** Material provided follows **

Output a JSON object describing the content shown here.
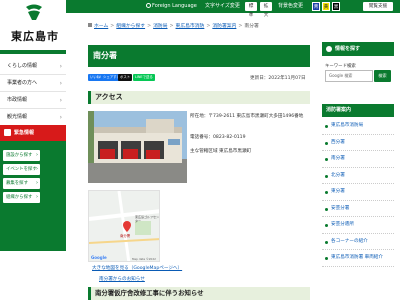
{
  "site": {
    "name": "東広島市"
  },
  "header": {
    "foreign_language": "Foreign Language",
    "font_size_label": "文字サイズ変更",
    "font_standard": "標準",
    "font_large": "拡大",
    "bg_color_label": "背景色変更",
    "bg_colors": [
      "青",
      "黄",
      "黒"
    ],
    "reading_support": "閲覧支援"
  },
  "sidebar": {
    "items": [
      {
        "label": "くらしの情報"
      },
      {
        "label": "事業者の方へ"
      },
      {
        "label": "市政情報"
      },
      {
        "label": "観光情報"
      }
    ],
    "emergency": "緊急情報",
    "find_buttons": [
      {
        "label": "施設から探す"
      },
      {
        "label": "イベントを探す"
      },
      {
        "label": "募集を探す"
      },
      {
        "label": "組織から探す"
      }
    ]
  },
  "breadcrumb": {
    "items": [
      "ホーム",
      "組織から探す",
      "消防局",
      "東広島市消防",
      "消防署案内",
      "南分署"
    ]
  },
  "main": {
    "title": "南分署",
    "share_buttons": [
      "いいね!",
      "シェアする",
      "ポスト",
      "LINEで送る"
    ],
    "updated": "更新日：2022年11月07日",
    "access_heading": "アクセス",
    "address": "所在地：〒739-2611 東広島市黒瀬町大多田1496番地",
    "phone": "電話番号：0823-82-0119",
    "area": "主な管轄区域 東広島市黒瀬町",
    "map_labels": {
      "map_place": "南分署",
      "shop": "東広島ゴルフセンター",
      "google": "Google",
      "copyright": "Map data ©2022"
    },
    "map_link_large": "大きな地図を見る（GoogleMapページへ）",
    "map_link_route": "南分署からのお知らせ",
    "notice_heading": "南分署仮庁舎改修工事に伴うお知らせ"
  },
  "right_column": {
    "find_info_heading": "情報を探す",
    "keyword_label": "キーワード検索",
    "search_placeholder": "Google 検索",
    "search_button": "検索",
    "guide_heading": "消防署案内",
    "links": [
      "東広島市消防局",
      "西分署",
      "南分署",
      "北分署",
      "東分署",
      "安芸分署",
      "安芸分遣所",
      "各コーナーの紹介",
      "東広島市消防署 車両紹介"
    ]
  },
  "colors": {
    "brand_green": "#0a7a2f",
    "emergency_red": "#d71a1a",
    "section_bg": "#e7f0dd",
    "link_blue": "#0a5bb5"
  },
  "icons": [
    "city-logo-icon",
    "globe-icon",
    "home-icon",
    "alert-icon",
    "search-icon",
    "map-pin-icon"
  ]
}
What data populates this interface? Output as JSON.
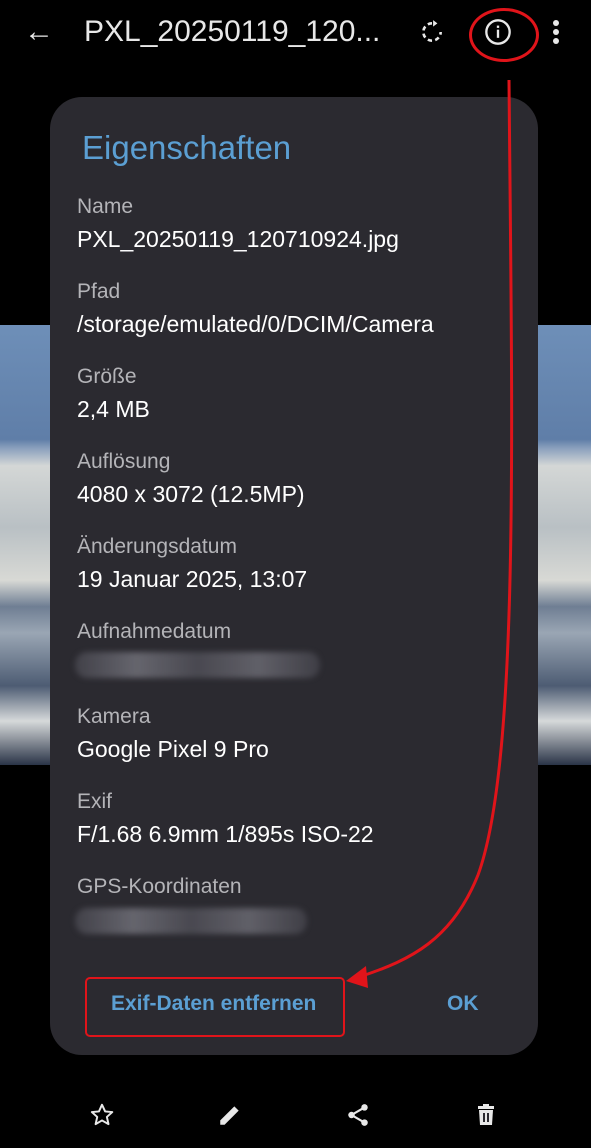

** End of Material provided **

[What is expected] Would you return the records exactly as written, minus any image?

[Response to the exercise]
Output a JSON object describing the content shown here.
{
  "site": {
    "name": "東広島市"
  },
  "header": {
    "foreign_language": "Foreign Language",
    "font_size_label": "文字サイズ変更",
    "font_standard": "標準",
    "font_large": "拡大",
    "bg_color_label": "背景色変更",
    "bg_colors": [
      "青",
      "黄",
      "黒"
    ],
    "reading_support": "閲覧支援"
  },
  "sidebar": {
    "items": [
      {
        "label": "くらしの情報"
      },
      {
        "label": "事業者の方へ"
      },
      {
        "label": "市政情報"
      },
      {
        "label": "観光情報"
      }
    ],
    "emergency": "緊急情報",
    "find_buttons": [
      {
        "label": "施設から探す"
      },
      {
        "label": "イベントを探す"
      },
      {
        "label": "募集を探す"
      },
      {
        "label": "組織から探す"
      }
    ]
  },
  "breadcrumb": {
    "items": [
      "ホーム",
      "組織から探す",
      "消防局",
      "東広島市消防",
      "消防署案内",
      "南分署"
    ]
  },
  "main": {
    "title": "南分署",
    "share_buttons": [
      "いいね!",
      "シェアする",
      "ポスト",
      "LINEで送る"
    ],
    "updated": "更新日：2022年11月07日",
    "access_heading": "アクセス",
    "address": "所在地：〒739-2611 東広島市黒瀬町大多田1496番地",
    "phone": "電話番号：0823-82-0119",
    "area": "主な管轄区域 東広島市黒瀬町",
    "map_labels": {
      "map_place": "南分署",
      "shop": "東広島ゴルフセンター",
      "google": "Google",
      "copyright": "Map data ©2022"
    },
    "map_link_large": "大きな地図を見る（GoogleMapページへ）",
    "map_link_route": "南分署からのお知らせ",
    "notice_heading": "南分署仮庁舎改修工事に伴うお知らせ"
  },
  "right_column": {
    "find_info_heading": "情報を探す",
    "keyword_label": "キーワード検索",
    "search_placeholder": "Google 検索",
    "search_button": "検索",
    "guide_heading": "消防署案内",
    "links": [
      "東広島市消防局",
      "西分署",
      "南分署",
      "北分署",
      "東分署",
      "安芸分署",
      "安芸分遣所",
      "各コーナーの紹介",
      "東広島市消防署 車両紹介"
    ]
  },
  "colors": {
    "brand_green": "#0a7a2f",
    "emergency_red": "#d71a1a",
    "section_bg": "#e7f0dd",
    "link_blue": "#0a5bb5"
  },
  "icons": [
    "city-logo-icon",
    "globe-icon",
    "home-icon",
    "alert-icon",
    "search-icon",
    "map-pin-icon"
  ]
}
What data populates this interface? Output as JSON.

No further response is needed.